Oniontown Pastoral: One Morning Before Heading South
While the novelist is banging on his typewriter, the poet is watching a fly in the windowpane. (Billy Collins)
Wednesday was far from a bad day, but until I left Erie for the sanity of Oniontown, it was a head-scratcher. For sundry reasons the Colemans are temporarily a one-car family, and this fact is the main reason that my male-pattern baldness took a turn for the worse in 90 minutes.
Driving wife Kathy to work was routine, including kissing her hand as we passed the first expanse of open water along the Bayfront Parkway. After seeing her safely to St. Vincent Hospital, I stopped at a Country Fair for a fountain iced tea on my way to pick up son Micah for the second leg of my chauffeuring duties. This particular location is frequented by folks I presume to be either homeless or somehow in a bad way, and a guy who seems always to be there didn’t look himself. He had lost a lot of weight and kept hiking up his drooping sweatpants. On this chilly morning, a red fleece blanket tied around his neck in cape fashion and a Pittsburgh Steelers stocking cap were his only warmth. He set a couple of two-liter RC Colas on the counter along with singles and change.

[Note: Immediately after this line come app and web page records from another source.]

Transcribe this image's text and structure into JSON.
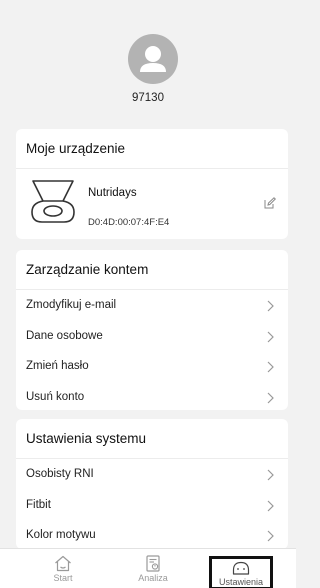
{
  "profile": {
    "user_id": "97130"
  },
  "device_section": {
    "title": "Moje urządzenie",
    "device_name": "Nutridays",
    "device_mac": "D0:4D:00:07:4F:E4"
  },
  "account_section": {
    "title": "Zarządzanie kontem",
    "items": [
      {
        "label": "Zmodyfikuj e-mail"
      },
      {
        "label": "Dane osobowe"
      },
      {
        "label": "Zmień hasło"
      },
      {
        "label": "Usuń konto"
      }
    ]
  },
  "system_section": {
    "title": "Ustawienia systemu",
    "items": [
      {
        "label": "Osobisty RNI"
      },
      {
        "label": "Fitbit"
      },
      {
        "label": "Kolor motywu"
      }
    ]
  },
  "tabs": [
    {
      "label": "Start",
      "icon": "home-icon"
    },
    {
      "label": "Analiza",
      "icon": "analysis-icon"
    },
    {
      "label": "Ustawienia",
      "icon": "settings-face-icon",
      "active": true
    }
  ],
  "colors": {
    "background": "#f2f2f2",
    "avatar": "#b3b3b3",
    "inactive_tab": "#9a9a9a"
  }
}
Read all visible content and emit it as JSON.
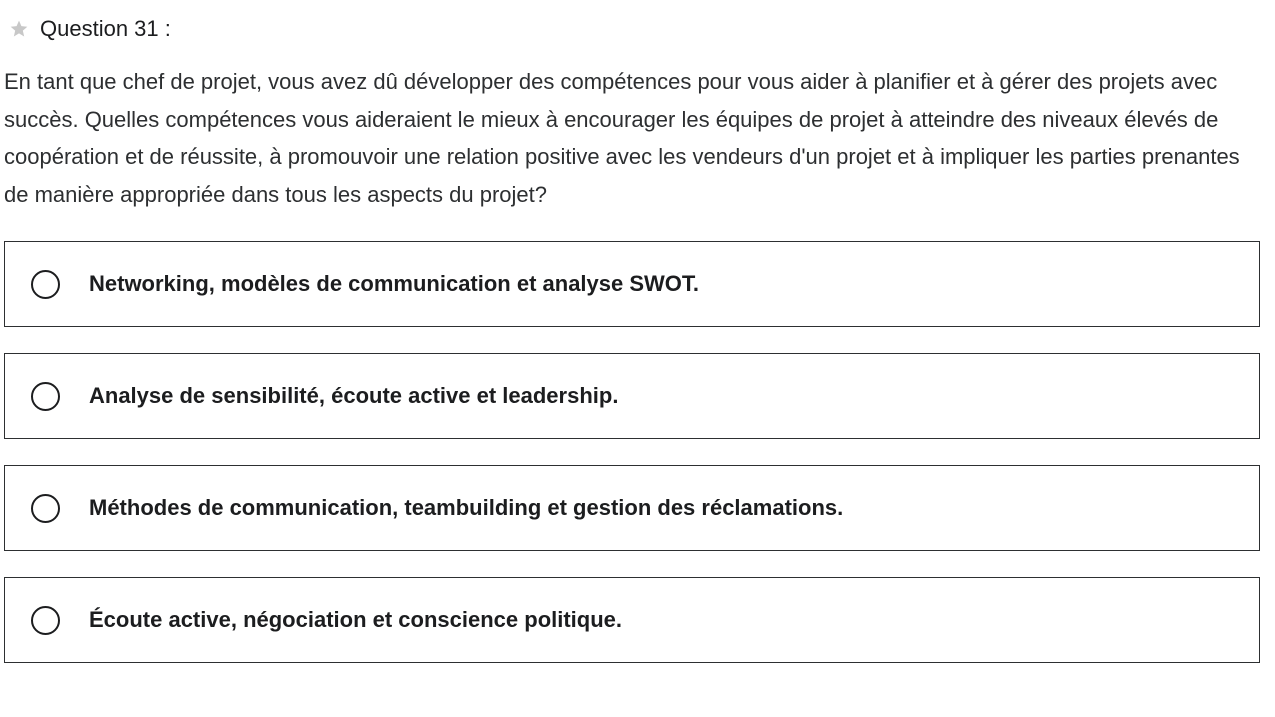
{
  "question": {
    "star_icon": "star-icon",
    "label": "Question 31 :",
    "text": "En tant que chef de projet, vous avez dû développer des compétences pour vous aider à planifier et à gérer des projets avec succès. Quelles compétences vous aideraient le mieux à encourager les équipes de projet à atteindre des niveaux élevés de coopération et de réussite, à promouvoir une relation positive avec les vendeurs d'un projet et à impliquer les parties prenantes de manière appropriée dans tous les aspects du projet?"
  },
  "options": [
    {
      "label": "Networking, modèles de communication et analyse SWOT.",
      "selected": false
    },
    {
      "label": "Analyse de sensibilité, écoute active et leadership.",
      "selected": false
    },
    {
      "label": "Méthodes de communication, teambuilding et gestion des réclamations.",
      "selected": false
    },
    {
      "label": "Écoute active, négociation et conscience politique.",
      "selected": false
    }
  ],
  "colors": {
    "star": "#c8c8c8",
    "text": "#1c1d1f",
    "border": "#2d2f31"
  }
}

Watching him carry those bottles to his usual booth got me sad. Why do I find myself strangely invested in strangers whose lives appear rough? Just an over-thinker from my youth, I guess. (If you are spared this affliction, consider yourself fortunate, since every day brings a soul or a site that seems tragic, but is beyond one person’s power to alter.)
Of course, when standing in line, you shouldn’t get lost in thought. I snapped to and put my tea on the counter.
“Is that all you got?” the cashier asked.
“Yep, that’s it,” I answered.
She waved toward the door: “Go on. You’re good.”
Um, no charge? I blinked. “Gosh, that’s nice. Thanks,” I called back.
“This world is so weird,” I thought, riding along in silence. But the world was only getting warmed up.
By the time Micah flopped in the passenger seat, Gregorian Chant Radio was filling my hybrid with monks’ prayers and psalms. He agreed that I’d chosen calming music to put him in a good space for the painting work ahead.
Then out of nowhere, he said, “Cardboard Nosferatu.”
I gave him a drawn out, “What?”
“Cardboard Nosferatu,” he repeated. “That’s what it sounds like they’re singing.”
When you listen to men in habits singing Latin you’re apt to hear anything, even a reference to a paper, cinematic vampire. On the off chance I ever form a rock band, a good name is waiting.
[A writer’s sidebar here. At this point I thought that my morning might eventually add up to an Oniontown Pastoral. Although I am banging out prose on a typewriter, my interest isn’t in designing plots, but paying homage to the flies in each day’s windowpanes. In the moments ahead, I witnessed another oddity and this column took hold.]
So I parked illegally at Giant Eagle while Micah ran in to pick up provisions for his junk food lunch. As he disappeared, out strode a young woman with a purpose, and a gust swept the black ball cap off her cornrows and sent it somersaulting in the air. She glanced over her shoulder and made an immediate calculation: “Not worth it.”
A whiskery old guy standing by picked up the cap and called after her. But she was gone, just that fast. He stood stranded, confused, holding the hat in one hand as if he had caught a grackle with a broken wing fallen from the sky. Folks usually return for their hats, after all. He had been deprived of a good deed. The store manager soon arrived on the scene, and the two of them stared wordless into the distance.
I felt connected to the manager and the hat bearer, as if we three were fulfilling a sacred obligation to notice, to give at least scant consideration to mysteries great and small. As a failing salesman’s wife observed, “Attention must be paid.” To flies and strangers getting thin.
And to church signs, one of which struck me as a perfect segue to point me south for Oniontown: “Never make snow angels in a dog park.” That’s sound advice, but a discordant choice for a Methodist marquee—rather like a candy company selling Earl Grey tea flavored jellybeans or Dracula wearing a sweatsuit or a balding pastor going heavy on the Brylcreem.
Once on I-79, I gave thanks for one take-away. If I ever make a snow angel, I’ll check the snow before falling down and swinging my arms and legs.